Stored items:
+ + +

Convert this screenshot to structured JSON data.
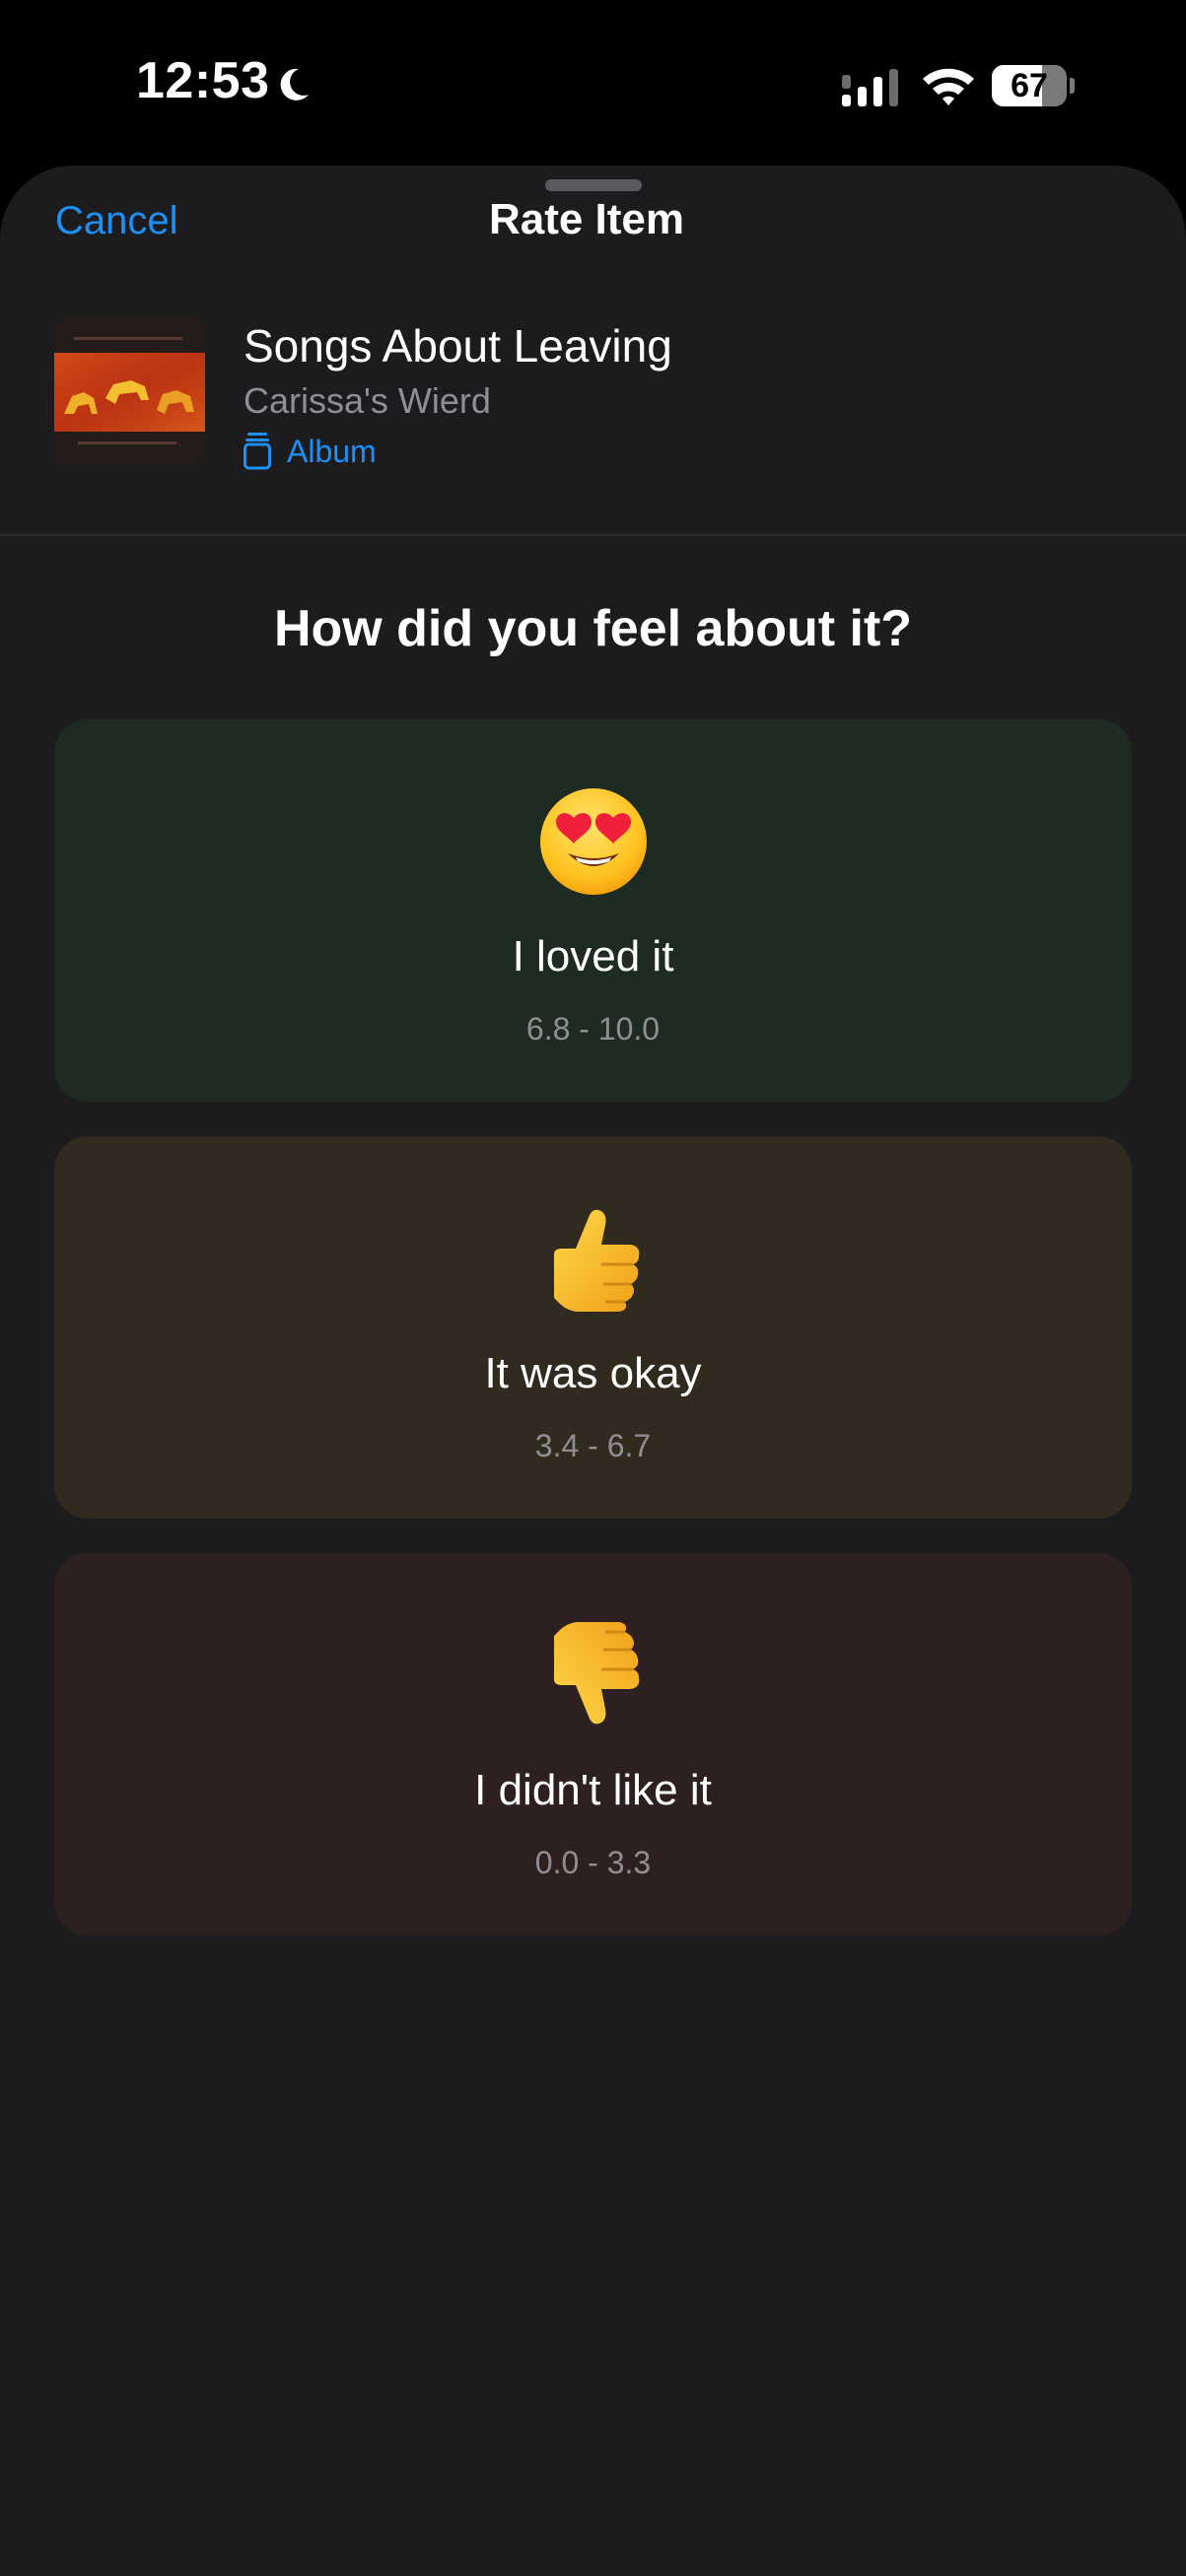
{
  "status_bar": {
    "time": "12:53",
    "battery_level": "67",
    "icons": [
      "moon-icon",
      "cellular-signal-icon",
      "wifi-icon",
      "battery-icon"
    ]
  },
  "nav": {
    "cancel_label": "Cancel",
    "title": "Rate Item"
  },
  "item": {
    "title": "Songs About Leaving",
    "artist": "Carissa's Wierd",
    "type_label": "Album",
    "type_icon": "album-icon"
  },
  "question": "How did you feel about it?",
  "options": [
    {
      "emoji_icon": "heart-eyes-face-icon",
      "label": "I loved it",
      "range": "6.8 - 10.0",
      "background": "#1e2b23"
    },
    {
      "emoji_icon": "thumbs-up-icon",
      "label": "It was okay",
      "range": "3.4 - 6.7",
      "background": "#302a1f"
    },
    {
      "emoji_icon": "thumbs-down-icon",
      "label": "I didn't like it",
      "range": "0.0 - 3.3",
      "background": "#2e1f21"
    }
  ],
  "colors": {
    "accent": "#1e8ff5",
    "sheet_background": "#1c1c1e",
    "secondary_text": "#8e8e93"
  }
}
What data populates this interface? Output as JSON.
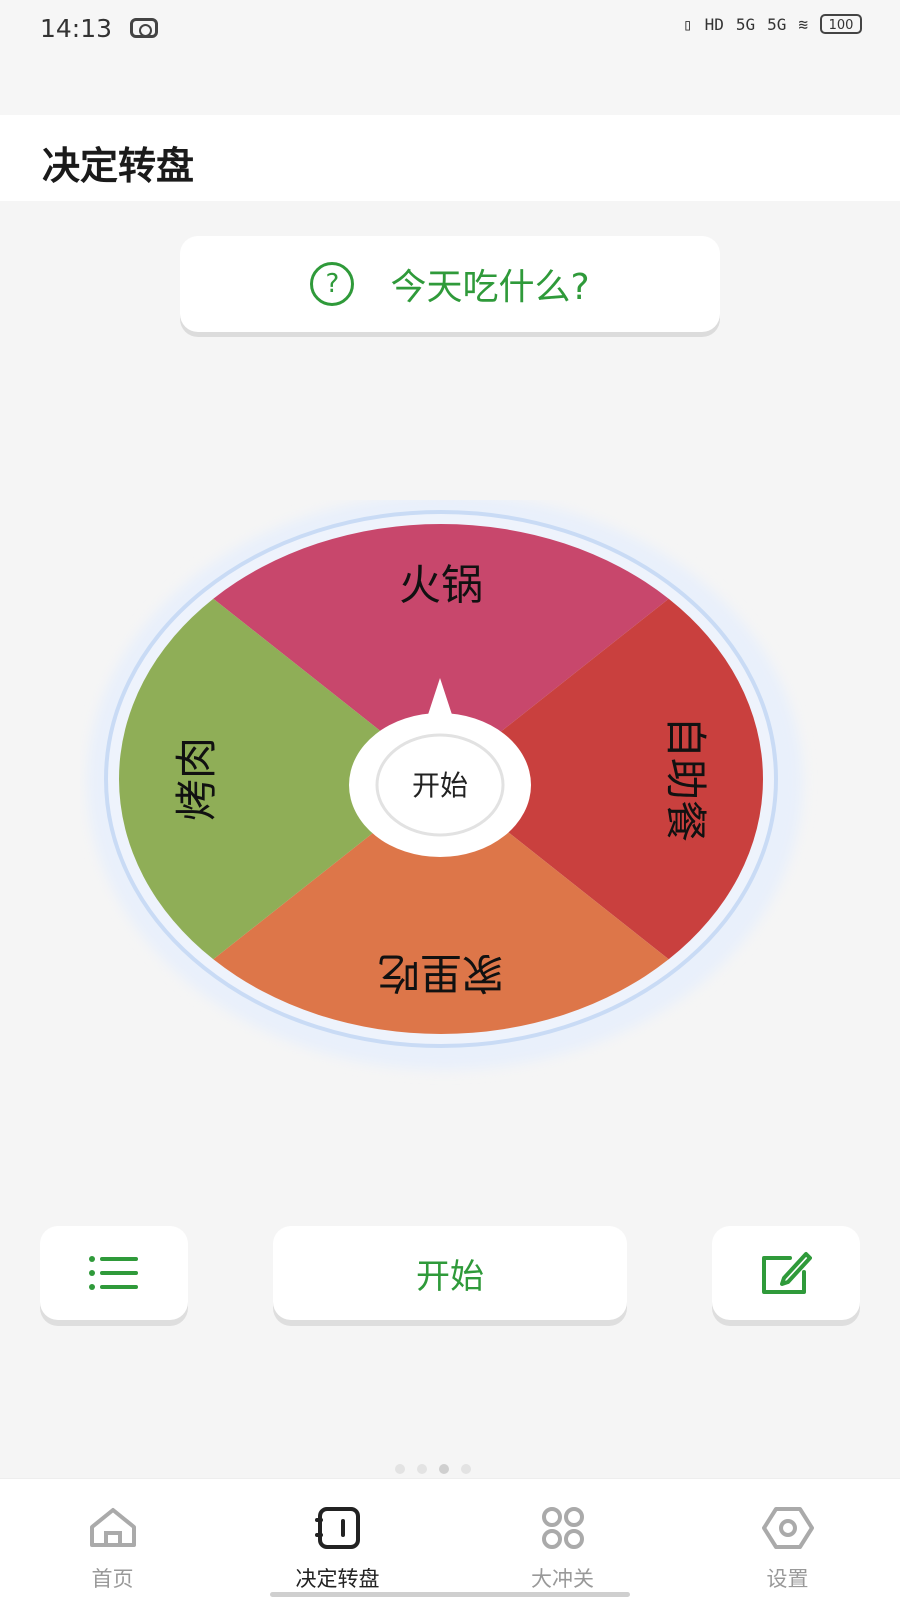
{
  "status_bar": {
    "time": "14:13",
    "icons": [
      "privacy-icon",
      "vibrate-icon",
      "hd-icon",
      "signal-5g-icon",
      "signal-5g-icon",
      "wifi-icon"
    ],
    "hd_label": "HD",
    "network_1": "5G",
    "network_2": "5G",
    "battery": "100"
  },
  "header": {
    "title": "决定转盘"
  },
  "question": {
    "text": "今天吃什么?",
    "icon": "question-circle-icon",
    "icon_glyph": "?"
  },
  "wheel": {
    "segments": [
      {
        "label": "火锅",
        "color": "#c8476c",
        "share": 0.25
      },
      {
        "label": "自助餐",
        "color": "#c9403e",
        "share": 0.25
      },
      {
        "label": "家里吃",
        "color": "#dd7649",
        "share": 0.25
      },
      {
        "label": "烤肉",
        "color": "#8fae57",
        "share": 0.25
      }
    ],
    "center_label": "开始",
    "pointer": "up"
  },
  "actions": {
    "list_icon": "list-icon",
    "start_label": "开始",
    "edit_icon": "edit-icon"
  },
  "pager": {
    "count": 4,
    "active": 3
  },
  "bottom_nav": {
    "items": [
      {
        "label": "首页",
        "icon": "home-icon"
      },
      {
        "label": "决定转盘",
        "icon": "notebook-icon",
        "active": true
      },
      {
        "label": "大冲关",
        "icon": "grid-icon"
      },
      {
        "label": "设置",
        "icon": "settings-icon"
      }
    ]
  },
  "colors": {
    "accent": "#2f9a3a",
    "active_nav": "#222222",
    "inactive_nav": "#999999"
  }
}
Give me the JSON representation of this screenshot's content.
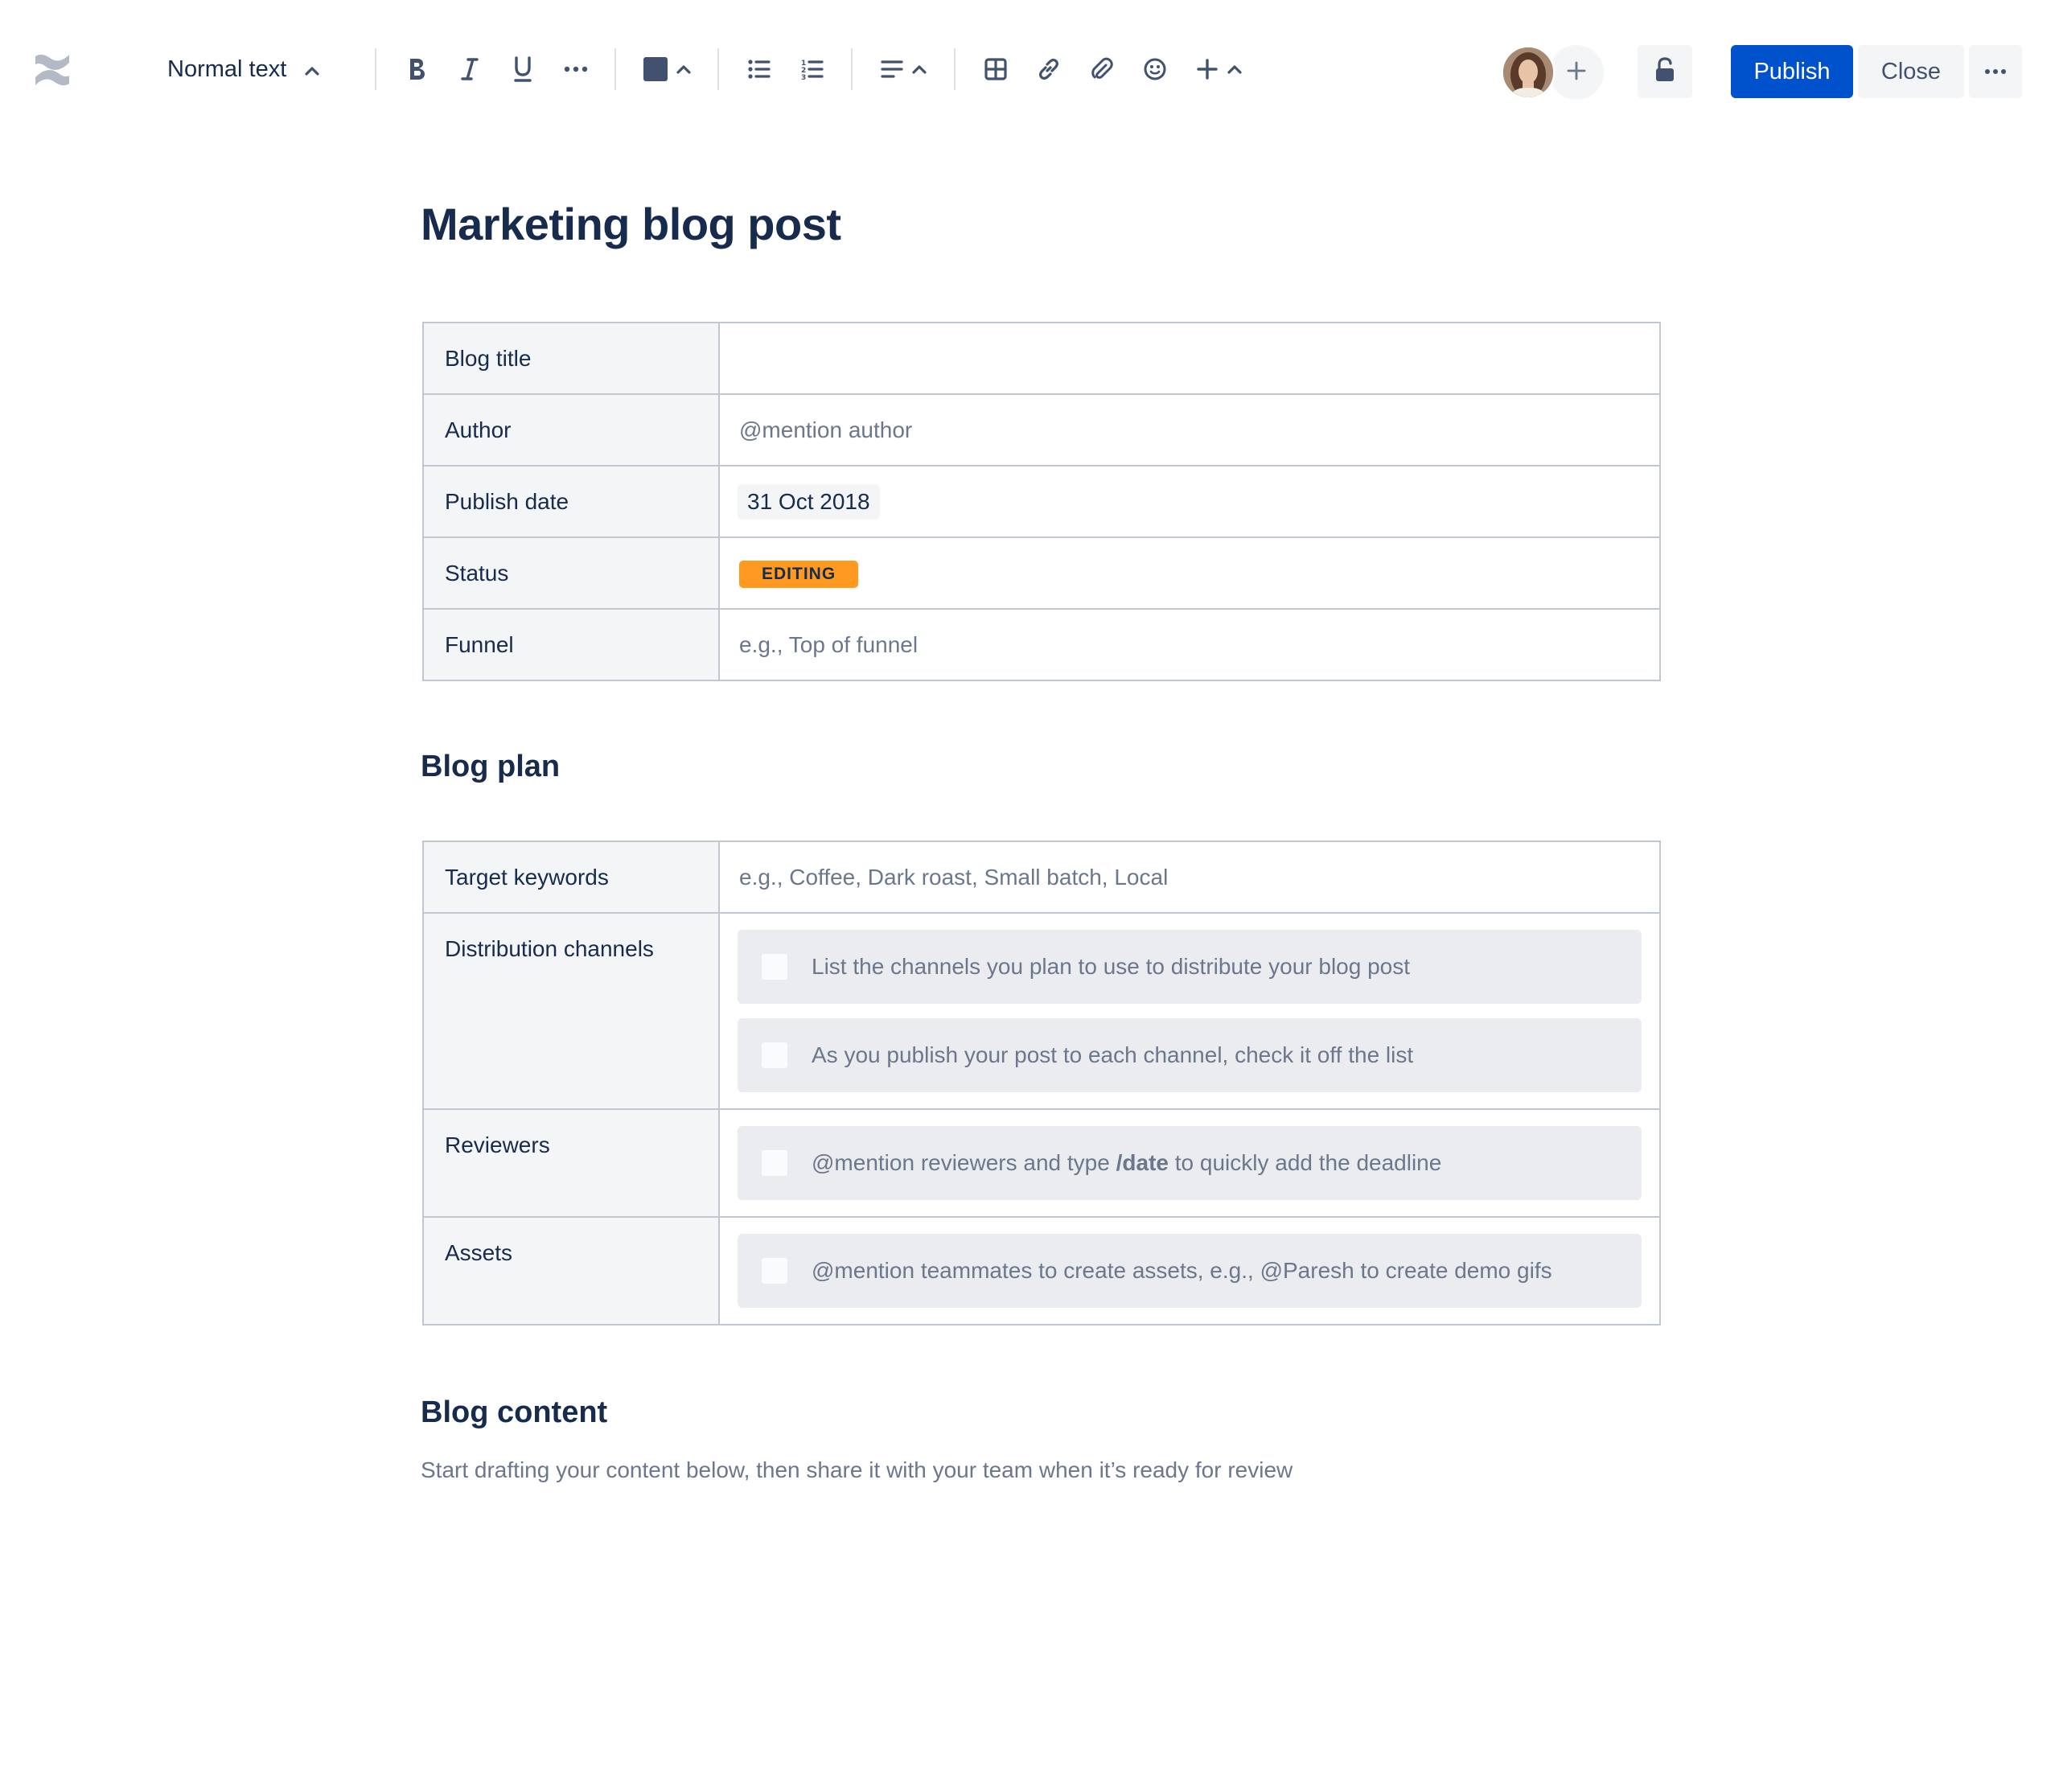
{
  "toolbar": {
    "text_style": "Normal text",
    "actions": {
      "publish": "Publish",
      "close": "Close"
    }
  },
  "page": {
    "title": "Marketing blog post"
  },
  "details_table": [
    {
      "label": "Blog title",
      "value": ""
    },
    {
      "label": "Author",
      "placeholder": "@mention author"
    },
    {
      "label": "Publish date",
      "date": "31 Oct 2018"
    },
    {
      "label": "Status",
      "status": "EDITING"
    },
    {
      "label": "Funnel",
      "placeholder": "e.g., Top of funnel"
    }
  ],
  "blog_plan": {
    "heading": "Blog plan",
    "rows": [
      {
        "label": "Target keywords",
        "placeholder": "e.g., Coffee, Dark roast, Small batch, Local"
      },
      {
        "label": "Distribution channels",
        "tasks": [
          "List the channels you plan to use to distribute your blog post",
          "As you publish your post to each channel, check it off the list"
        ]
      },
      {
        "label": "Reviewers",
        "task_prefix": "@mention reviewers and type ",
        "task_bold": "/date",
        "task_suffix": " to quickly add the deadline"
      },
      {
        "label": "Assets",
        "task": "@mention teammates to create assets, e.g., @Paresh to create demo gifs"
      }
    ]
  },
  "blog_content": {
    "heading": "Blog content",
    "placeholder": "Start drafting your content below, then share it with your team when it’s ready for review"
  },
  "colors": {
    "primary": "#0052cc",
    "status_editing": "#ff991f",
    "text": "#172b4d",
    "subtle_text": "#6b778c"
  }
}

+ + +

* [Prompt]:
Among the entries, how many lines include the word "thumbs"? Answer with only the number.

* [Task result]:
2